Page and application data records
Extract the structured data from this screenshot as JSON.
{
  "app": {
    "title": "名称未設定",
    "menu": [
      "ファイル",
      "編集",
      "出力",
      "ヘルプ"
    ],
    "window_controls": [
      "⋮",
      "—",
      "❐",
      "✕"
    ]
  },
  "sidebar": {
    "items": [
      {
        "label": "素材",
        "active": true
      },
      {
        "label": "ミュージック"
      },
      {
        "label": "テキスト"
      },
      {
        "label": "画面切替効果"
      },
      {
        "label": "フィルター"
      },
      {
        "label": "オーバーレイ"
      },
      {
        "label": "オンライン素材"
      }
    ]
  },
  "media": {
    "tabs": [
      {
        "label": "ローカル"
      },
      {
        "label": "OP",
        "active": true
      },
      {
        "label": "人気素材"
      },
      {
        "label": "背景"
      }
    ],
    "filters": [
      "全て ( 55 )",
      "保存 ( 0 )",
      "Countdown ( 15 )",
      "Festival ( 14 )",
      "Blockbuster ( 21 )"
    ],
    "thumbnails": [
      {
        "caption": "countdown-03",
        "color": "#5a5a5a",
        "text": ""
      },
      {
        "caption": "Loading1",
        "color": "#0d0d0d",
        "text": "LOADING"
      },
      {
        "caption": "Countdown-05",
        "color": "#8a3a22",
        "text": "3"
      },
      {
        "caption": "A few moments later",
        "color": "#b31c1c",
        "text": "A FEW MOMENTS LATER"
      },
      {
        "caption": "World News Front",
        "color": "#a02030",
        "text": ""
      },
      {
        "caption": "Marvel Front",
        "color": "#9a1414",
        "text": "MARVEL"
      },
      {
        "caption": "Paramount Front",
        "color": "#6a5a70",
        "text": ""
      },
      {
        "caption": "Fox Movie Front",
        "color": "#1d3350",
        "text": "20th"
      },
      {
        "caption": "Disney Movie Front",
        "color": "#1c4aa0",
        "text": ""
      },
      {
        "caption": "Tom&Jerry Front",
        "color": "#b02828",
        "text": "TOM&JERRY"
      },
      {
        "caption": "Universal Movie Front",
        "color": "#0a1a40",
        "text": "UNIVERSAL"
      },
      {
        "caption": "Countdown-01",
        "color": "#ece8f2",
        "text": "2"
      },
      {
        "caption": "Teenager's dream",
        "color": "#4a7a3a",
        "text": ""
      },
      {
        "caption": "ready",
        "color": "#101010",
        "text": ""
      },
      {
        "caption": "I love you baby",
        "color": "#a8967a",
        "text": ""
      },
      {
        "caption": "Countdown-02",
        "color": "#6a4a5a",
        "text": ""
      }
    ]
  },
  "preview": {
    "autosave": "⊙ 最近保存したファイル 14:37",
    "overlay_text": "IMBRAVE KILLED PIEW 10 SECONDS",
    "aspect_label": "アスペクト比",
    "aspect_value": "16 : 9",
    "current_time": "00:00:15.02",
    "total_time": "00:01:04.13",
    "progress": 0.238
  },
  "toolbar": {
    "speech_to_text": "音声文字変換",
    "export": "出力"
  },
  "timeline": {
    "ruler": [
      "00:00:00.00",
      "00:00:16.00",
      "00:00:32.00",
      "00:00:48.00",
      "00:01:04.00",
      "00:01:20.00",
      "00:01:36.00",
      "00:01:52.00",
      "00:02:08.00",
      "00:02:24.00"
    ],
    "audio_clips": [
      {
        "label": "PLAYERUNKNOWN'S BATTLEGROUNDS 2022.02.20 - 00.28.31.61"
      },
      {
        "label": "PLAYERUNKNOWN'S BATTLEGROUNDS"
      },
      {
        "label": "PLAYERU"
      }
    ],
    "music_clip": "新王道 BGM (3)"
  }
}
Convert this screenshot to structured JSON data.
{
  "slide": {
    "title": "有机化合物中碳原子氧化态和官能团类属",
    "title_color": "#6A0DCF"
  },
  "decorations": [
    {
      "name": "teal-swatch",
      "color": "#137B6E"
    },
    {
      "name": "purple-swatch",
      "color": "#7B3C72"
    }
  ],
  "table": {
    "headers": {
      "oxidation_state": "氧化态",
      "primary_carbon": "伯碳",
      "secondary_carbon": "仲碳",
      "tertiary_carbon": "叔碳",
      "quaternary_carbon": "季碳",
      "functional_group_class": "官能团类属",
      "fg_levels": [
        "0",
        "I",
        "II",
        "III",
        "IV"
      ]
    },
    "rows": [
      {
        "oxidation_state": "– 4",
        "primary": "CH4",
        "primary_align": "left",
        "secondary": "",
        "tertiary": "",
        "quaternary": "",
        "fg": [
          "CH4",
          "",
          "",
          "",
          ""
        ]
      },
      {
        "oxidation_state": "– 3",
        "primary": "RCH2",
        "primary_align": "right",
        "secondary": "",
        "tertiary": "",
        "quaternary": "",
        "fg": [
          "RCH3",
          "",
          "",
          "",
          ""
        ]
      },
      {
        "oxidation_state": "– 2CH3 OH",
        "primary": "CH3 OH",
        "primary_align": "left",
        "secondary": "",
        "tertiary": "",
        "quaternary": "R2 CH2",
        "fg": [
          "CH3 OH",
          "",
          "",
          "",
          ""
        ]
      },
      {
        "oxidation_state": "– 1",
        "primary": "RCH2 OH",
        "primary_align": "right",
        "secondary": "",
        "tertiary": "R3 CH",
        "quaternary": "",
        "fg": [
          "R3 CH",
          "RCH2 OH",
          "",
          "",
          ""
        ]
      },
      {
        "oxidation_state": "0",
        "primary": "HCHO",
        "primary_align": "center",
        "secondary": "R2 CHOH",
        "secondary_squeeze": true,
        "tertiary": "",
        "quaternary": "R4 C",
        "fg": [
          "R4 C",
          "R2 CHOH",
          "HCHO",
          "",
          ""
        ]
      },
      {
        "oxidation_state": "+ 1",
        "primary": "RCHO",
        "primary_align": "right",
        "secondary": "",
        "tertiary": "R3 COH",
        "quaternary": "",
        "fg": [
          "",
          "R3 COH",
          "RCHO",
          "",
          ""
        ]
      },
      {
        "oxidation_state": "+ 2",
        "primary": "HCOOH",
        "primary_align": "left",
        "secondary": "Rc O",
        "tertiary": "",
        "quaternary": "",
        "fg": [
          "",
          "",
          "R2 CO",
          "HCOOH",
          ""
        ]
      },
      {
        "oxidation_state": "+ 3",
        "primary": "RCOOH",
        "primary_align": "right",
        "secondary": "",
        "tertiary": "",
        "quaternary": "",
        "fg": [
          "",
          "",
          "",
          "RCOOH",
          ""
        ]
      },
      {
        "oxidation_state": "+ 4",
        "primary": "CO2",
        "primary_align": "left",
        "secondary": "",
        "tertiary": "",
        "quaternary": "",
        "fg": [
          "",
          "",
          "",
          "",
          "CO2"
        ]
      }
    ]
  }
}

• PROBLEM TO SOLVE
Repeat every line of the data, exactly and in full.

• SOLVED PROBLEM
Extract the structured data from this screenshot as JSON.
{
  "app": {
    "title": "名称未設定",
    "menu": [
      "ファイル",
      "編集",
      "出力",
      "ヘルプ"
    ],
    "window_controls": [
      "⋮",
      "—",
      "❐",
      "✕"
    ]
  },
  "sidebar": {
    "items": [
      {
        "label": "素材",
        "active": true
      },
      {
        "label": "ミュージック"
      },
      {
        "label": "テキスト"
      },
      {
        "label": "画面切替効果"
      },
      {
        "label": "フィルター"
      },
      {
        "label": "オーバーレイ"
      },
      {
        "label": "オンライン素材"
      }
    ]
  },
  "media": {
    "tabs": [
      {
        "label": "ローカル"
      },
      {
        "label": "OP",
        "active": true
      },
      {
        "label": "人気素材"
      },
      {
        "label": "背景"
      }
    ],
    "filters": [
      "全て ( 55 )",
      "保存 ( 0 )",
      "Countdown ( 15 )",
      "Festival ( 14 )",
      "Blockbuster ( 21 )"
    ],
    "thumbnails": [
      {
        "caption": "countdown-03",
        "color": "#5a5a5a",
        "text": ""
      },
      {
        "caption": "Loading1",
        "color": "#0d0d0d",
        "text": "LOADING"
      },
      {
        "caption": "Countdown-05",
        "color": "#8a3a22",
        "text": "3"
      },
      {
        "caption": "A few moments later",
        "color": "#b31c1c",
        "text": "A FEW MOMENTS LATER"
      },
      {
        "caption": "World News Front",
        "color": "#a02030",
        "text": ""
      },
      {
        "caption": "Marvel Front",
        "color": "#9a1414",
        "text": "MARVEL"
      },
      {
        "caption": "Paramount Front",
        "color": "#6a5a70",
        "text": ""
      },
      {
        "caption": "Fox Movie Front",
        "color": "#1d3350",
        "text": "20th"
      },
      {
        "caption": "Disney Movie Front",
        "color": "#1c4aa0",
        "text": ""
      },
      {
        "caption": "Tom&Jerry Front",
        "color": "#b02828",
        "text": "TOM&JERRY"
      },
      {
        "caption": "Universal Movie Front",
        "color": "#0a1a40",
        "text": "UNIVERSAL"
      },
      {
        "caption": "Countdown-01",
        "color": "#ece8f2",
        "text": "2"
      },
      {
        "caption": "Teenager's dream",
        "color": "#4a7a3a",
        "text": ""
      },
      {
        "caption": "ready",
        "color": "#101010",
        "text": ""
      },
      {
        "caption": "I love you baby",
        "color": "#a8967a",
        "text": ""
      },
      {
        "caption": "Countdown-02",
        "color": "#6a4a5a",
        "text": ""
      }
    ]
  },
  "preview": {
    "autosave": "⊙ 最近保存したファイル 14:37",
    "overlay_text": "IMBRAVE KILLED PIEW 10 SECONDS",
    "aspect_label": "アスペクト比",
    "aspect_value": "16 : 9",
    "current_time": "00:00:15.02",
    "total_time": "00:01:04.13",
    "progress": 0.238
  },
  "toolbar": {
    "speech_to_text": "音声文字変換",
    "export": "出力"
  },
  "timeline": {
    "ruler": [
      "00:00:00.00",
      "00:00:16.00",
      "00:00:32.00",
      "00:00:48.00",
      "00:01:04.00",
      "00:01:20.00",
      "00:01:36.00",
      "00:01:52.00",
      "00:02:08.00",
      "00:02:24.00"
    ],
    "audio_clips": [
      {
        "label": "PLAYERUNKNOWN'S BATTLEGROUNDS 2022.02.20 - 00.28.31.61"
      },
      {
        "label": "PLAYERUNKNOWN'S BATTLEGROUNDS"
      },
      {
        "label": "PLAYERU"
      }
    ],
    "music_clip": "新王道 BGM (3)"
  }
}
Convert this screenshot to structured JSON data.
{
  "slide": {
    "title": "有机化合物中碳原子氧化态和官能团类属",
    "title_color": "#6A0DCF"
  },
  "decorations": [
    {
      "name": "teal-swatch",
      "color": "#137B6E"
    },
    {
      "name": "purple-swatch",
      "color": "#7B3C72"
    }
  ],
  "table": {
    "headers": {
      "oxidation_state": "氧化态",
      "primary_carbon": "伯碳",
      "secondary_carbon": "仲碳",
      "tertiary_carbon": "叔碳",
      "quaternary_carbon": "季碳",
      "functional_group_class": "官能团类属",
      "fg_levels": [
        "0",
        "I",
        "II",
        "III",
        "IV"
      ]
    },
    "rows": [
      {
        "oxidation_state": "– 4",
        "primary": "CH4",
        "primary_align": "left",
        "secondary": "",
        "tertiary": "",
        "quaternary": "",
        "fg": [
          "CH4",
          "",
          "",
          "",
          ""
        ]
      },
      {
        "oxidation_state": "– 3",
        "primary": "RCH2",
        "primary_align": "right",
        "secondary": "",
        "tertiary": "",
        "quaternary": "",
        "fg": [
          "RCH3",
          "",
          "",
          "",
          ""
        ]
      },
      {
        "oxidation_state": "– 2CH3 OH",
        "primary": "CH3 OH",
        "primary_align": "left",
        "secondary": "",
        "tertiary": "",
        "quaternary": "R2 CH2",
        "fg": [
          "CH3 OH",
          "",
          "",
          "",
          ""
        ]
      },
      {
        "oxidation_state": "– 1",
        "primary": "RCH2 OH",
        "primary_align": "right",
        "secondary": "",
        "tertiary": "R3 CH",
        "quaternary": "",
        "fg": [
          "R3 CH",
          "RCH2 OH",
          "",
          "",
          ""
        ]
      },
      {
        "oxidation_state": "0",
        "primary": "HCHO",
        "primary_align": "center",
        "secondary": "R2 CHOH",
        "secondary_squeeze": true,
        "tertiary": "",
        "quaternary": "R4 C",
        "fg": [
          "R4 C",
          "R2 CHOH",
          "HCHO",
          "",
          ""
        ]
      },
      {
        "oxidation_state": "+ 1",
        "primary": "RCHO",
        "primary_align": "right",
        "secondary": "",
        "tertiary": "R3 COH",
        "quaternary": "",
        "fg": [
          "",
          "R3 COH",
          "RCHO",
          "",
          ""
        ]
      },
      {
        "oxidation_state": "+ 2",
        "primary": "HCOOH",
        "primary_align": "left",
        "secondary": "Rc O",
        "tertiary": "",
        "quaternary": "",
        "fg": [
          "",
          "",
          "R2 CO",
          "HCOOH",
          ""
        ]
      },
      {
        "oxidation_state": "+ 3",
        "primary": "RCOOH",
        "primary_align": "right",
        "secondary": "",
        "tertiary": "",
        "quaternary": "",
        "fg": [
          "",
          "",
          "",
          "RCOOH",
          ""
        ]
      },
      {
        "oxidation_state": "+ 4",
        "primary": "CO2",
        "primary_align": "left",
        "secondary": "",
        "tertiary": "",
        "quaternary": "",
        "fg": [
          "",
          "",
          "",
          "",
          "CO2"
        ]
      }
    ]
  }
}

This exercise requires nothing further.